Document Type : Original Article
School of Health and Health Related Research, University of Sheffield, Sheffield, UK
Academic Unit of Primary Medical Care, University of Sheffield, Sheffield, UK
The Department of Community Medicine, University of Jos, Jos, Nigeria
Health workers are central to health policy-making. Given health systems’ complex, dynamic and political nature, various forms of ‘hidden power’ are at play as health workers navigate health systems. This study aims to explore the dynamics of power and its sources, and how this shapes policy-making and implementation within the Nigerian health systems context.
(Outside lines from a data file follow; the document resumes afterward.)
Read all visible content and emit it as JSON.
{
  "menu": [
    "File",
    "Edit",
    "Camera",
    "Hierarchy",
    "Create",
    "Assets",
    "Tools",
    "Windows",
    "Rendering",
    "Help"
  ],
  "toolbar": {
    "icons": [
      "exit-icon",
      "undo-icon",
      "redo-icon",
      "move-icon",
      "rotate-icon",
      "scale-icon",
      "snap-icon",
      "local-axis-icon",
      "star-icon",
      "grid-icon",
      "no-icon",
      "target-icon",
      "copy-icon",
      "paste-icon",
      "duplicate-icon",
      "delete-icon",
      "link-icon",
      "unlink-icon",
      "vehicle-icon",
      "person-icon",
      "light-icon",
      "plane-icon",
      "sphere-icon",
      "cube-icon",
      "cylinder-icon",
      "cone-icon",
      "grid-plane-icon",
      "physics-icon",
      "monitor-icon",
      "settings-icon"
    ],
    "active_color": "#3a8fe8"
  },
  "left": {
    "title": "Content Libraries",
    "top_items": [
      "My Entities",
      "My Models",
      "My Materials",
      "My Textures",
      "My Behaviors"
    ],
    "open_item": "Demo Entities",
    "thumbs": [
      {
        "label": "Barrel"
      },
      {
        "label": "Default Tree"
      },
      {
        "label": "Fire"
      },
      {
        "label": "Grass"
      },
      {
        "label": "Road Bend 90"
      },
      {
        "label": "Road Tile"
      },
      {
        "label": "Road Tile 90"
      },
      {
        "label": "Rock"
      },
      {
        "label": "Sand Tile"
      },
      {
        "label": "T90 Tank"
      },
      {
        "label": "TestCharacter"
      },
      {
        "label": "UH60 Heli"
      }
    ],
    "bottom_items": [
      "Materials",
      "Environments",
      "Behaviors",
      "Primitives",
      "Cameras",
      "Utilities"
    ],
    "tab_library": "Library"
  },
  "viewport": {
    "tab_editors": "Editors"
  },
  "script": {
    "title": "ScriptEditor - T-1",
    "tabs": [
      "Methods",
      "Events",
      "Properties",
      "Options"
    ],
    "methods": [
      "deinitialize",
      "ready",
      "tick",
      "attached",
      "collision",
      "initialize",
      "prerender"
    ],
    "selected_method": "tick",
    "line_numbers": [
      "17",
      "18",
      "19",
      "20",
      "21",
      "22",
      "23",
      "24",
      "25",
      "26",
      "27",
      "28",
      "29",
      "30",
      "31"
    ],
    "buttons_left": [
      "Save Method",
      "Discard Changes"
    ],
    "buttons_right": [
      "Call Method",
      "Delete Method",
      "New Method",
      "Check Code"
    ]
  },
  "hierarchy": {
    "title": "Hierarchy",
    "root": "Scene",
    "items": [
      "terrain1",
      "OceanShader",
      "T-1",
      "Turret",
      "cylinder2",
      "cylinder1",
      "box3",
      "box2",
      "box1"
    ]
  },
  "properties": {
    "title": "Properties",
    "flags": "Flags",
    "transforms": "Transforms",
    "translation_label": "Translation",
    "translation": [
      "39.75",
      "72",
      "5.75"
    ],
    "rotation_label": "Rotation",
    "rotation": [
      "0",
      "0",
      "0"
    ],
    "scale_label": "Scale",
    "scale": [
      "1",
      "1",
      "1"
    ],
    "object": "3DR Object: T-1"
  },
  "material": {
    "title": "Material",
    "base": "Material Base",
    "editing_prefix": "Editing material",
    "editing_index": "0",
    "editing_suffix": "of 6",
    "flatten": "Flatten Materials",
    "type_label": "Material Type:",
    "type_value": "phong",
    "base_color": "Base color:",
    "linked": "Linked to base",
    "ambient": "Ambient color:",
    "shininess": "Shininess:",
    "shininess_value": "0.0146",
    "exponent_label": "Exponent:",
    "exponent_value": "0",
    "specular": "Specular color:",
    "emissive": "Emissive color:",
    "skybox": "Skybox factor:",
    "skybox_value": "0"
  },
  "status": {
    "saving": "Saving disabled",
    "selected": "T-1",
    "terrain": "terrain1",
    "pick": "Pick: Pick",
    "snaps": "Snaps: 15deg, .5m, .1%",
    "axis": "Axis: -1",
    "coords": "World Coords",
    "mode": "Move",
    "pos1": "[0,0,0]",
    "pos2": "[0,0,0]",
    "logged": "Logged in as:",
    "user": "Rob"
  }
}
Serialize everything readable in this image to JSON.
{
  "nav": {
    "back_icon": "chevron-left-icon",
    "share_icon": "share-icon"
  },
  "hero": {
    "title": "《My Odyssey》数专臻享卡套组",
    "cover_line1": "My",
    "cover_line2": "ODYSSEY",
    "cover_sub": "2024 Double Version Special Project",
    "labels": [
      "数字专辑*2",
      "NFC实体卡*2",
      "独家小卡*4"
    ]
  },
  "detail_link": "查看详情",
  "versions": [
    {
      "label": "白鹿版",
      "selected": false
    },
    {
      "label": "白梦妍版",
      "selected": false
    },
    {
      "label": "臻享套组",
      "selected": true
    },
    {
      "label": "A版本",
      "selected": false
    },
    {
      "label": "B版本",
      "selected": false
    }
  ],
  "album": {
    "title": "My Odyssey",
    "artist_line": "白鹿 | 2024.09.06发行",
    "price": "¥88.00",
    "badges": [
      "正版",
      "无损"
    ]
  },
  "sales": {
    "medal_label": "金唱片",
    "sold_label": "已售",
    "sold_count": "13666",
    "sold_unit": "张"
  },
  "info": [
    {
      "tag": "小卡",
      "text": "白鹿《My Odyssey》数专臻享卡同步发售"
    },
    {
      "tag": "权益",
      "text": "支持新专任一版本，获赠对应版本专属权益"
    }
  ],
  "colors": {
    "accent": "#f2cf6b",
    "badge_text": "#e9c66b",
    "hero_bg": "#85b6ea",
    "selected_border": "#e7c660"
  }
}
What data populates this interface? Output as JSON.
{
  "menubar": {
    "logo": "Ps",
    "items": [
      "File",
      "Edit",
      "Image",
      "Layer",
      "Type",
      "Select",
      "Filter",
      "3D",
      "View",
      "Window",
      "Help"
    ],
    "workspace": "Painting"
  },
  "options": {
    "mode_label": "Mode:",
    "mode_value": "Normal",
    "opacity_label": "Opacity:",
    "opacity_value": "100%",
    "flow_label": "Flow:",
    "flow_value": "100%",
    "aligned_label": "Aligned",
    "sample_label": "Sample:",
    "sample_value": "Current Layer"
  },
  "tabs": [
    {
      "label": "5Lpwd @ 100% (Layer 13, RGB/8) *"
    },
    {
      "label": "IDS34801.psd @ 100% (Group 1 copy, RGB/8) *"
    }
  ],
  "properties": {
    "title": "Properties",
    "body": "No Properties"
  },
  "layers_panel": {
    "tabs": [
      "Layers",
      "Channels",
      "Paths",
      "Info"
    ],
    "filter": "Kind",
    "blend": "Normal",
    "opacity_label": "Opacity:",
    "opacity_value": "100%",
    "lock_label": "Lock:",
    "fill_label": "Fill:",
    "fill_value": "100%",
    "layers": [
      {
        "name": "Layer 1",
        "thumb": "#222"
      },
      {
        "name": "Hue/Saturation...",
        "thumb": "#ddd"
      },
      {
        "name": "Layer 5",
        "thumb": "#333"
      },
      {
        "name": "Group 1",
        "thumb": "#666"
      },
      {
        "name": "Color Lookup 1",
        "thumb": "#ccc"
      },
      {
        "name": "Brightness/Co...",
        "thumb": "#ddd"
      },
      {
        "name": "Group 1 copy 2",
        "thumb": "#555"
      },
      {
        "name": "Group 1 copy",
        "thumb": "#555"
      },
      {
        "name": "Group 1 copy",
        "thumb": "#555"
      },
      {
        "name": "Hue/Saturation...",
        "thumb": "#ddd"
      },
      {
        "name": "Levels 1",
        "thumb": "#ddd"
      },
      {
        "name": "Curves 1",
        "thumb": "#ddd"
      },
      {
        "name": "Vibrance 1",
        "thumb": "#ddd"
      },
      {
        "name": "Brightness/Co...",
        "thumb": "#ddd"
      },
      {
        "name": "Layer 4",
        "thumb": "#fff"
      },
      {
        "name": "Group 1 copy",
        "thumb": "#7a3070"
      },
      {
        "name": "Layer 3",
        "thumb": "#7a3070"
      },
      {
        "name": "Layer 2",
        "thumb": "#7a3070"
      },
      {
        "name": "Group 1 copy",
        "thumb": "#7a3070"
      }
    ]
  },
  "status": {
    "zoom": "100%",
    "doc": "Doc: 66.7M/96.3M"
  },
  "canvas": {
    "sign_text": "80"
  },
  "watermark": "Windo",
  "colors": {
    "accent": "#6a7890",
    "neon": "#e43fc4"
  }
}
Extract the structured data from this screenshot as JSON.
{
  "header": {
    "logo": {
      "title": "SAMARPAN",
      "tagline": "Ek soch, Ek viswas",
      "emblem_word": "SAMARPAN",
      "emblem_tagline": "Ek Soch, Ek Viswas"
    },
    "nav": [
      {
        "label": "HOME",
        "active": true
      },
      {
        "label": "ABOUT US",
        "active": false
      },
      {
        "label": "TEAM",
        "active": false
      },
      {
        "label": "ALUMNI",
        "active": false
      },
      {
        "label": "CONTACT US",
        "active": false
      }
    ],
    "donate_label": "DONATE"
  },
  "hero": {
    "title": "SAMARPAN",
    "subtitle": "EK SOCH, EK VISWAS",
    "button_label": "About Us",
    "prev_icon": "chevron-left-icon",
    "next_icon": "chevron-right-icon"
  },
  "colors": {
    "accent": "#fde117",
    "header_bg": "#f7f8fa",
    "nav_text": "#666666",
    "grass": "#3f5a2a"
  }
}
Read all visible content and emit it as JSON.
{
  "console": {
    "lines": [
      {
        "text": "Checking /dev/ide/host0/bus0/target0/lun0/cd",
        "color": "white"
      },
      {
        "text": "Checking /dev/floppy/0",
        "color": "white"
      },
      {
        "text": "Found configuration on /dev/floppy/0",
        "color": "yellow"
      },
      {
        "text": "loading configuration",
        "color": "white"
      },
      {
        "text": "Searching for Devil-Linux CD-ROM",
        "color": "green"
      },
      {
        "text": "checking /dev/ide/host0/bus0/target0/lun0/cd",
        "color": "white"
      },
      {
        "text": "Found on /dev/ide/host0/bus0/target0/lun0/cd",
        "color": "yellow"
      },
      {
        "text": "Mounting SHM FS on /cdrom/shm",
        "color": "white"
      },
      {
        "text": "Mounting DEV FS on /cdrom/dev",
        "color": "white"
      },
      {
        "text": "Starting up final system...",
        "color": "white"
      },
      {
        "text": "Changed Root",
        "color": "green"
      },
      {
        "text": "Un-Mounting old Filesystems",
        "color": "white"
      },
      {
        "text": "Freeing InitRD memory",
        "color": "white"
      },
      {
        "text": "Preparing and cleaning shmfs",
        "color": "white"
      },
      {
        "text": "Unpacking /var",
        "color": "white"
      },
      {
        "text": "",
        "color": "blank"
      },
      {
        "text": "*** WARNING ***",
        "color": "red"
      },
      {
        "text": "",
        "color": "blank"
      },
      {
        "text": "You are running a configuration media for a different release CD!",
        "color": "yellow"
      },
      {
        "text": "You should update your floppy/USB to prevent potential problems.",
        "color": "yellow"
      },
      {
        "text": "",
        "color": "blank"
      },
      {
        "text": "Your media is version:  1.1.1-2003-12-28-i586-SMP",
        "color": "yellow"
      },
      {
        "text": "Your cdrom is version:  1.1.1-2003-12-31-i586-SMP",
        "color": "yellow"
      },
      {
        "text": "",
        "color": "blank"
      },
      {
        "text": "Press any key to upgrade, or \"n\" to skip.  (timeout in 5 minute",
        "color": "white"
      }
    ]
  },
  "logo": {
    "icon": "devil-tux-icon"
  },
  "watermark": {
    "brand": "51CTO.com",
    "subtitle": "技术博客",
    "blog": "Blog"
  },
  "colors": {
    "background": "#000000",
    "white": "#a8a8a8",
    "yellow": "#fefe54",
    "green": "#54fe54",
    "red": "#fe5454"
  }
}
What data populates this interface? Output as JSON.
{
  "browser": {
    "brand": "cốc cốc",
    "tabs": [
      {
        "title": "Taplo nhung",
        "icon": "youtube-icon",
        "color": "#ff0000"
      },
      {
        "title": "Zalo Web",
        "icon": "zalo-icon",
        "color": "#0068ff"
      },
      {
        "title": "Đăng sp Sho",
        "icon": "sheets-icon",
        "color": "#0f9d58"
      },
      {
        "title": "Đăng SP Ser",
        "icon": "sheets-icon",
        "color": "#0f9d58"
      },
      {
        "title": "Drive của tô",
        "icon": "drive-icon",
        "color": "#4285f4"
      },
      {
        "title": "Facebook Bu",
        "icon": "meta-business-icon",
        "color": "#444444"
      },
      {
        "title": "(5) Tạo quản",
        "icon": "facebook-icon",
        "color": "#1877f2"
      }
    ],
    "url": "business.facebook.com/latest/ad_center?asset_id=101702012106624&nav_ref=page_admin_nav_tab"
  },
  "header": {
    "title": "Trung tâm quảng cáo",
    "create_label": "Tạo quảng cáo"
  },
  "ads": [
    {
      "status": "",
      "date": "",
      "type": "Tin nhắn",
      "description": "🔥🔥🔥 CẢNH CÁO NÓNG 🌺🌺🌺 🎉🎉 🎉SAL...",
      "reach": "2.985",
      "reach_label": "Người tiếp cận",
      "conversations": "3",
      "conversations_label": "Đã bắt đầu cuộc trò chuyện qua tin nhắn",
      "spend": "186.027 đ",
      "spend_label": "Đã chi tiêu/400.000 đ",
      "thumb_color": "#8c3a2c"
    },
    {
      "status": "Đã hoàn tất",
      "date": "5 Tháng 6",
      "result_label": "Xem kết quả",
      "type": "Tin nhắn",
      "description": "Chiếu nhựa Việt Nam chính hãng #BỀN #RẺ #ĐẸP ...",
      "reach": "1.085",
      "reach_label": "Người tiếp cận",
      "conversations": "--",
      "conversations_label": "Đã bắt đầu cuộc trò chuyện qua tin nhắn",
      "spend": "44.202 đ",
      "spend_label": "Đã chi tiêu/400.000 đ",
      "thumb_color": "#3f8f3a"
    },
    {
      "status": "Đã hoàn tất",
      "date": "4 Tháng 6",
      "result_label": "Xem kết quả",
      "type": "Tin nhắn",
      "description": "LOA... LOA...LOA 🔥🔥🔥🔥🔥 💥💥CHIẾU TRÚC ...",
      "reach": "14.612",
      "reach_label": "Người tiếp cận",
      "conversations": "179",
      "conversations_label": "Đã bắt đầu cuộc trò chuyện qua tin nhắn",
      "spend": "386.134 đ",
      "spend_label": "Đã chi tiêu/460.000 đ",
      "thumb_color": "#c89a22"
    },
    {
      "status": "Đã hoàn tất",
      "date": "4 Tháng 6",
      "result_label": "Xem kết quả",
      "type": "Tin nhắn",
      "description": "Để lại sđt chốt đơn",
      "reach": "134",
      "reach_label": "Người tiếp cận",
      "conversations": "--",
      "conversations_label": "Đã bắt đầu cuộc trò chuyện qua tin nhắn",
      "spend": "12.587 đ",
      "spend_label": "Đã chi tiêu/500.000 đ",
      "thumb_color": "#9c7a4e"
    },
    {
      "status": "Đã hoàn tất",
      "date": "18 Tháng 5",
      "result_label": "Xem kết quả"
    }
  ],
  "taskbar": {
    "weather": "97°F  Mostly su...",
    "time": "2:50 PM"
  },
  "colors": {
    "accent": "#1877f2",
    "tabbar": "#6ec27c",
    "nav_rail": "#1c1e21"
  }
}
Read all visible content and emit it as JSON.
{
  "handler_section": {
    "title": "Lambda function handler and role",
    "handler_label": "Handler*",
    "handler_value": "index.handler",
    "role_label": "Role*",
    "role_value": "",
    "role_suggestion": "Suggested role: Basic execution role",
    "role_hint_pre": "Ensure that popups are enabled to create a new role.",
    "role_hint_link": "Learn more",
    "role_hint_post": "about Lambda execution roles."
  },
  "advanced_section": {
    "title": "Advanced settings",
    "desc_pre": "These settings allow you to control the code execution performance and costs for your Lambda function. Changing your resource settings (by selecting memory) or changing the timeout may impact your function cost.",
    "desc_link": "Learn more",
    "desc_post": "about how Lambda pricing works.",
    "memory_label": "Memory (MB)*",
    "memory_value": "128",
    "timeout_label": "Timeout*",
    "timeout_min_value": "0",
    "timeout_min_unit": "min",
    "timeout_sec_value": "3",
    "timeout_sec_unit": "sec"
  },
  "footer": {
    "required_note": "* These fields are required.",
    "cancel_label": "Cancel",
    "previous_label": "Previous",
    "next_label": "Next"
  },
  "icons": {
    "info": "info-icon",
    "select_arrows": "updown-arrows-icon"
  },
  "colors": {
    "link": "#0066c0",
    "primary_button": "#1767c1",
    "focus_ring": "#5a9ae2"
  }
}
The case study was the Global Fund grant in Nigeria, and results are based on an in-depth qualitative study involving 34 semi-structured key informant interviews (KIIs), board-meeting observations, and documentary analysis conducted in 2014 and 2016. Participants held mid to senior-level positions (eg, Director, Programme Manager) within organisations involved with Global Fund activities, particularly proposal development and implementation. Data were analysed using thematic analysis in order to gain insight into the power dynamics of health professionals in policy processes.
Medical professionals maintained dominance and professional monopoly, thereby controlling policy spaces. The structural and productive power of the biomedical discourse in policy-making encourages global actors and the local government’s preference for rapid biomedical models that focus on medications, test kits, and the supply of health services, while neglecting aspects that would help us better understand the poor uptake of these services by those in need. The voices of the repressed groups (eg, non-clinical experts, patients and community based organisations) that better understand barriers to uptake of services are relegated.
Professional monopoly theories help illustrate how medical professionals occupy and maintain an elite position in the health system of Nigeria. Structural and agential factors specific to the contexts are key in maintaining this professional monopoly while limiting the opportunities for other health occupations’ rise up the social status ladder.